Mountaineering: 1906-2006

July 19, 2006

Since its birth in 1906, the Alpine Club of Canada (ACC) has been the country's recognized national mountaineering organization. A volunteer body with more than 10,000 members, the club promotes alpine recreation activities, and supports Canadians in their pursuit of mountaineering through training and infrastructure.

To honour the exciting and popular sport of mountaineering in Canada and mark the 100-year anniversary of the founding of the ACC, Canada Post will issue a commemorative domestic rate (51¢) stamp on July 19, 2006.

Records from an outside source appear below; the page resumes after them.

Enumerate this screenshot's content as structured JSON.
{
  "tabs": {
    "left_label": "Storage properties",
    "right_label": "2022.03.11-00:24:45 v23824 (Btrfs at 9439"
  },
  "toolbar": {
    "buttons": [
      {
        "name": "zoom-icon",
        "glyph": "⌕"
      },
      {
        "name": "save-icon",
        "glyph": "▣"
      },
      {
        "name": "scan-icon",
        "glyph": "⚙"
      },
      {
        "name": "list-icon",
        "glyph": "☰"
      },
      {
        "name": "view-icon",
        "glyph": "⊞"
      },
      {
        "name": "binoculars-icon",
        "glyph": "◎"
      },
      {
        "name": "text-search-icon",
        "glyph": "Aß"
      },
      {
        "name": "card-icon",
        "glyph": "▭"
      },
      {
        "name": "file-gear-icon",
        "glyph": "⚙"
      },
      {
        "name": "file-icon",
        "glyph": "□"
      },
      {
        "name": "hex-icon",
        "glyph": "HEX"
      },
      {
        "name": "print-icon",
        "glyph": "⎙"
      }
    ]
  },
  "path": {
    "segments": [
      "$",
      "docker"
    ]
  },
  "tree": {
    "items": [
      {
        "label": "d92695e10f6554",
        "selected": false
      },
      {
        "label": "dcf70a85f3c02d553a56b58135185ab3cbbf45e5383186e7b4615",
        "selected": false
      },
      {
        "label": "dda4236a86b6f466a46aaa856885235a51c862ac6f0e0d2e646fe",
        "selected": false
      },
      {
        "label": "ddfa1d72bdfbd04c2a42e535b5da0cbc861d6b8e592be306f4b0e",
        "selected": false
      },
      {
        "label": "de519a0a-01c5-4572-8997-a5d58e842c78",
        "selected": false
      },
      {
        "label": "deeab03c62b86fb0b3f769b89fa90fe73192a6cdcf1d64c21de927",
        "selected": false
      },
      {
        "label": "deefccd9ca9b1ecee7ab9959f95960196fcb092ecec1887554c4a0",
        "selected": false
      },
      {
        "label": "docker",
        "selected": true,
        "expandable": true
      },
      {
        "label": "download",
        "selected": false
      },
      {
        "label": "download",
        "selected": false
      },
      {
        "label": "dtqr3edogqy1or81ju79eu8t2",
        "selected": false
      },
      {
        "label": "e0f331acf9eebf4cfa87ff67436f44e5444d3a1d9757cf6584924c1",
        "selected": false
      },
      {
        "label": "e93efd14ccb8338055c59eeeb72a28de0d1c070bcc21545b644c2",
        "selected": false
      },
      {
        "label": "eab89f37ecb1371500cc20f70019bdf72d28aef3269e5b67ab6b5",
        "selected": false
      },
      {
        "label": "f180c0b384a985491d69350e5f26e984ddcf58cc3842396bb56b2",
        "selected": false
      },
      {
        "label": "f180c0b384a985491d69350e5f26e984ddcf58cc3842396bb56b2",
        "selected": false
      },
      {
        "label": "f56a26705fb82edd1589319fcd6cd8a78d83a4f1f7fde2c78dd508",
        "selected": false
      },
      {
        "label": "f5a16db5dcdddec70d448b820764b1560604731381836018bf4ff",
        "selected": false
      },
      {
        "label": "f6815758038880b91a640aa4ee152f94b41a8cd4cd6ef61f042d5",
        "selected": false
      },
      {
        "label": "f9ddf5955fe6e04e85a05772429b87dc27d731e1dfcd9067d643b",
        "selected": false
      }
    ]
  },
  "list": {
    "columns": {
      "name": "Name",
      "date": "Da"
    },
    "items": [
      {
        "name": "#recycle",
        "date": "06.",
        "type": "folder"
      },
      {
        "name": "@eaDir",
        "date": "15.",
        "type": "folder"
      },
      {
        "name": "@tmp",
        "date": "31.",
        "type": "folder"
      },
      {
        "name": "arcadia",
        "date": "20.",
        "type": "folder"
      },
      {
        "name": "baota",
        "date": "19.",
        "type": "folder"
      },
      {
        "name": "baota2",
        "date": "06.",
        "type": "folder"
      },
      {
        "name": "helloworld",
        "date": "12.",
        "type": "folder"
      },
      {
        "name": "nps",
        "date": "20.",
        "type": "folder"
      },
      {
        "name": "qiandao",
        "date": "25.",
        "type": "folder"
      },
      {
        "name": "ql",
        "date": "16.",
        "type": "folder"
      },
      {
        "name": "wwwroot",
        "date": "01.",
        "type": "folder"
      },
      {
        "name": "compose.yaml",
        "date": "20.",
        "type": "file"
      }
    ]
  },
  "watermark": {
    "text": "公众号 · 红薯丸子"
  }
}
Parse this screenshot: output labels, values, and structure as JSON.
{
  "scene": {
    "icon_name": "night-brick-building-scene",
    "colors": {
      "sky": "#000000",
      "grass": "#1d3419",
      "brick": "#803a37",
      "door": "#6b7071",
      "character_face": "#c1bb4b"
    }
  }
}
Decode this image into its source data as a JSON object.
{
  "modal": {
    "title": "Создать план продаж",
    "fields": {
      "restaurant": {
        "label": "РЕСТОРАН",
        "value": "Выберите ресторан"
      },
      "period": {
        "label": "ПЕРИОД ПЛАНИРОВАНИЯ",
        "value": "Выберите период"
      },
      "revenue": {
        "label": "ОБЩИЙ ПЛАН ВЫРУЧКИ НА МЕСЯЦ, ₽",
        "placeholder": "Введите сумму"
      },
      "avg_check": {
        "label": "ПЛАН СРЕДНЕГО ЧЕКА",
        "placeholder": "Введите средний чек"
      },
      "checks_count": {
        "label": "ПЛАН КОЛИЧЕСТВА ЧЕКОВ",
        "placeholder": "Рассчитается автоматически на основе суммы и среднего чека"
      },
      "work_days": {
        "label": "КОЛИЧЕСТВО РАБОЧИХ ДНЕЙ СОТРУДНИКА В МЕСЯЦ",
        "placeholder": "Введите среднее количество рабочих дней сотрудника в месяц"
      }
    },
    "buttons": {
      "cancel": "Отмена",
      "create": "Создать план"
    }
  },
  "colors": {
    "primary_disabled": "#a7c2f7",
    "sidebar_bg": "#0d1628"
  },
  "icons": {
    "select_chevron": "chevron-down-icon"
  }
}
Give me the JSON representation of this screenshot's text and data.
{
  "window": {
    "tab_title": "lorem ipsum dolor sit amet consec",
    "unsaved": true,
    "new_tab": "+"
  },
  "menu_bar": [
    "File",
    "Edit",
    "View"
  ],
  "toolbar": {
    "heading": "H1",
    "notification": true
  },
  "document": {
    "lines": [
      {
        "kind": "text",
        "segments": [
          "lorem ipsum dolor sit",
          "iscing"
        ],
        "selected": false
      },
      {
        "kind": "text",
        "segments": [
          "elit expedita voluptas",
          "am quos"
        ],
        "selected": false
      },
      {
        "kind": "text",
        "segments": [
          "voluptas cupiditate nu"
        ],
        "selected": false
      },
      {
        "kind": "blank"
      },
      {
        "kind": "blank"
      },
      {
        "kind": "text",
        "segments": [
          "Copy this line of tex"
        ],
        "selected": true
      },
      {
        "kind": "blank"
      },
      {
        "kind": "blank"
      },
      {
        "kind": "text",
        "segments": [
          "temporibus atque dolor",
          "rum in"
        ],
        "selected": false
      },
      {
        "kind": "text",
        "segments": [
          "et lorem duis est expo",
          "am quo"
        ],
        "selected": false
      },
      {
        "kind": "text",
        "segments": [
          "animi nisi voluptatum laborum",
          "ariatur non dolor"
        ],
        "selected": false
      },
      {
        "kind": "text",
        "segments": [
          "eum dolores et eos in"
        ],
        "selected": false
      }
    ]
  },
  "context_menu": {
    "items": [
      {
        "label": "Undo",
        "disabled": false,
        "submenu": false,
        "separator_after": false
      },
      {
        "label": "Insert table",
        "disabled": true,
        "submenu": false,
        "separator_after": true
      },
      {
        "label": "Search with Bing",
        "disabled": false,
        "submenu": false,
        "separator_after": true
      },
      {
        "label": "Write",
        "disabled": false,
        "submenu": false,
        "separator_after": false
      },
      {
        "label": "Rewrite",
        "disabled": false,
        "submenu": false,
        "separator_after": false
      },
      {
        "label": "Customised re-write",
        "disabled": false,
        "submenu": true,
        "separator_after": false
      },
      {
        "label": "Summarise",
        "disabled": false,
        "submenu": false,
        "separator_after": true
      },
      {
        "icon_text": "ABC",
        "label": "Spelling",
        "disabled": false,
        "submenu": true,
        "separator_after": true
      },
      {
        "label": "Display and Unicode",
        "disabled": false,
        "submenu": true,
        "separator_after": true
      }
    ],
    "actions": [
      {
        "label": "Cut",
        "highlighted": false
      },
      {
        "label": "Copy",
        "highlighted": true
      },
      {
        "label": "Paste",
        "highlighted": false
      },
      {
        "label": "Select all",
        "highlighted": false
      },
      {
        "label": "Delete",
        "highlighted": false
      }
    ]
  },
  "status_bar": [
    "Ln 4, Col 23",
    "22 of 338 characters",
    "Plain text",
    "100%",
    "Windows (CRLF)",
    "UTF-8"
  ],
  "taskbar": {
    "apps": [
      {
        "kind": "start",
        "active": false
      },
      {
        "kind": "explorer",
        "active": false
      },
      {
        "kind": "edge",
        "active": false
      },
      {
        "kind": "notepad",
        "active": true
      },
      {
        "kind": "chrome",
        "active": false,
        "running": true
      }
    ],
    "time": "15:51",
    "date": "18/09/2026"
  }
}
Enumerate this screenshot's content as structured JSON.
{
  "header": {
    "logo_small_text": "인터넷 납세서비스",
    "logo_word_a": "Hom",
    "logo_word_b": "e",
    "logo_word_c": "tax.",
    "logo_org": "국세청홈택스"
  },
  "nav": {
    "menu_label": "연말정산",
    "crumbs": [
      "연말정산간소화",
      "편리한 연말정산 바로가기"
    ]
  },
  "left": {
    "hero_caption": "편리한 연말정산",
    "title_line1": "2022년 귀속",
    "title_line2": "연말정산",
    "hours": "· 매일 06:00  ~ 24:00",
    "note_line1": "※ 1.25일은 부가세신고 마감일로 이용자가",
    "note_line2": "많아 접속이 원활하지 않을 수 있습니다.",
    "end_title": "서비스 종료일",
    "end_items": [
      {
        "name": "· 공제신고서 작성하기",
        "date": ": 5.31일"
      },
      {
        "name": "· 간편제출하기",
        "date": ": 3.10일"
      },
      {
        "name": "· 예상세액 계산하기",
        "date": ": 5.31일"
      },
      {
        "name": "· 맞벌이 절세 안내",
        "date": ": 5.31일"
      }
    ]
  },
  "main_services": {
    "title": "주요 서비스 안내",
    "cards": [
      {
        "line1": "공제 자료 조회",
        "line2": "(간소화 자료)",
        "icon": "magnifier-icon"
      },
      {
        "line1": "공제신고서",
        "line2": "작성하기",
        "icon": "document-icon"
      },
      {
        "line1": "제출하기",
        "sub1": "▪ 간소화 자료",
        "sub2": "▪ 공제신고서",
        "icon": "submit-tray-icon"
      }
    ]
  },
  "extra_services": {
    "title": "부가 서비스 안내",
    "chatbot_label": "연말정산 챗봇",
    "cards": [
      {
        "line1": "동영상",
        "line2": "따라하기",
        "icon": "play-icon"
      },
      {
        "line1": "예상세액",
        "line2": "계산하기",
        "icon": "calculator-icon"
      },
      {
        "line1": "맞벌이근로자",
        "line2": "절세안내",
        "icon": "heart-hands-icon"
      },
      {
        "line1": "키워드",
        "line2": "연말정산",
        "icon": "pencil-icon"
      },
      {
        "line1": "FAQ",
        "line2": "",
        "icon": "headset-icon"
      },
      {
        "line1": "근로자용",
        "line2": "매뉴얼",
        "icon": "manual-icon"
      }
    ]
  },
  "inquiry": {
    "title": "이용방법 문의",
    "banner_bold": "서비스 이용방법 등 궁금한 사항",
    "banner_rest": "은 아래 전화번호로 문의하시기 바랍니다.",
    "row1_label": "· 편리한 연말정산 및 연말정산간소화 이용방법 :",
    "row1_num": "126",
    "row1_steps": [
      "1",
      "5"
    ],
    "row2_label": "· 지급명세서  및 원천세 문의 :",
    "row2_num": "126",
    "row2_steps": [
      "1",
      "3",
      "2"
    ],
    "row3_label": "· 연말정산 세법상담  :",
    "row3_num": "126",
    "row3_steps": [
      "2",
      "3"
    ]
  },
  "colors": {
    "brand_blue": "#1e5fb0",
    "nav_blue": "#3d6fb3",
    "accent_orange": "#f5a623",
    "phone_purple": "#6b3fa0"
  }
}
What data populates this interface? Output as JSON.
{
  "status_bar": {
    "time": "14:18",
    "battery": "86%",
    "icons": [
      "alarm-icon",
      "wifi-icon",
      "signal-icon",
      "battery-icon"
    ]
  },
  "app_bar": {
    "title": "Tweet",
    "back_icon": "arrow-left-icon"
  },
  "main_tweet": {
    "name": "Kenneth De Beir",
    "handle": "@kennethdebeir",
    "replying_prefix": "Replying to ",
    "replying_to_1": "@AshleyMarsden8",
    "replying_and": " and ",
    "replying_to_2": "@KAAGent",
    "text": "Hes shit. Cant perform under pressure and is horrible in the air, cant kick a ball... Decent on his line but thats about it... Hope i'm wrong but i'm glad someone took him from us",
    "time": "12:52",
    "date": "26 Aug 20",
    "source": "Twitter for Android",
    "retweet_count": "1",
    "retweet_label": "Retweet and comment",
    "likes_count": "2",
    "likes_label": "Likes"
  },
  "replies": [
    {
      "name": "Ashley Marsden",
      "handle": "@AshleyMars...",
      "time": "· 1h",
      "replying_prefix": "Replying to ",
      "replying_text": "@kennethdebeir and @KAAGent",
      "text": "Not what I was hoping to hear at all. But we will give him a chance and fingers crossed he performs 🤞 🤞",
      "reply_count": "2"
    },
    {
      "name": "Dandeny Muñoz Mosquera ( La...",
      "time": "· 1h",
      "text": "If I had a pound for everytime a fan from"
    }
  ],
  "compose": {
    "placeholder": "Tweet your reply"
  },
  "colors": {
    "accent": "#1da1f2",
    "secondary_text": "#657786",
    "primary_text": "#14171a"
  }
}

Mountaineering's early roots can be traced to mid-19th century Europe. During this time, two notable climbs took place - in 1854 when Alfred Wills climbed Switzerland's Wetterhorn, and in 1864 when teams lead by Edward Whymper and Rev. Charles Hudson climbed the Matterhorn.

As the practice of mountaineering grew in popularity, enthusiasts in Europe began to look for new and exciting challenges beyond the continent's borders. The search for these more distant and challenging summits came at the same time that the Canadian Rockies were becoming better known and accessible. The Canadian Pacific Railway, which was completed in 1885, played a pivotal role in opening up the West. By the early 1900s, Canada had a growing reputation as a mountaineering destination.

At about the same time, land surveyor Arthur Oliver Wheeler began working on a photo-topographical survey of the Selkirk Mountains. He also met Charles Fay, President of the Appalachian Mountain Club, who was in the process of organizing the American Alpine Club. Wheeler had a similar vision for Canada.

Although Wheeler's idea was met with indifference initially, attitudes eventually changed, thanks in part to the efforts of Winnipeg Free Press staffer Elizabeth Parker. Parker's articles, which highlighted the importance of establishing a national club in Canada, caught the attention of some prominent and influential people. With the backing and support they needed, Parker and Wheeler were able to organize the Alpine Club of Canada's founding meeting in Winnipeg, Manitoba, in 1906.

Wheeler, the club's first president, figures prominently on the stamp booklet and Official First Day Cover (OFDC) created by Xerxes Irani, of Calgary's nonfiction studios.

According to Irani, "The challenge of designing the stamp and additional materials was to capture mountaineering's rich history while paying tribute to the modern-day sport."

The strong vertical format of the stamp symbolizes climbing, while the large white space creates a snow or alpine feel. The two distinct sections depict the early climbs in the 1900s and today's mountaineering culture.

"Mountaineering is about pushing the limits, so it's only fitting that Canada Post is 'pushing the limits' as well," says Danielle Trottier, Manager of Stamp Design and Production at Canada Post, referring to the unique placement of the stamp on the OFDC. "The stamp is tipped to symbolize the slope of a mountain side, making this issue the first ever to show a conventional stamp on an angle."

With its photos, old topographical survey map and ACC badge, the OFDC looks remarkably like a scrapbook that captures the old and new, and invites us to explore the emerging faces of climbing.

For more information, visit

Booklet of 8 stamps

Booklet of 8 stamps


  • Product #: 413644111
  • Denomination: 1 x 51¢
  • Design: Xerxes Irani, nonfiction
  • Dimensions: 29 mm x 46 mm (vertical)
  • Printer: Lowe-Martin
  • Printing Process: Lithography in 7 colours and spot gloss varnish
  • Quantity: 4,000,000
  • Gum Type: Pressure sensitive
  • Perforations: Kiss cut
  • Tagging: General, 4 sides
  • Photography: Whyte Museum of the Canadian Rockies, Getty Images, Corbis
  • Paper Type: Tullis Russell Coatings
  • OFDC Cancellation Location: Canmore, Alberta
Official First Day Cover

Official First Day Cover


  • Product #: 413644131
  • OFDC Cancellation Location: Canmore, Alberta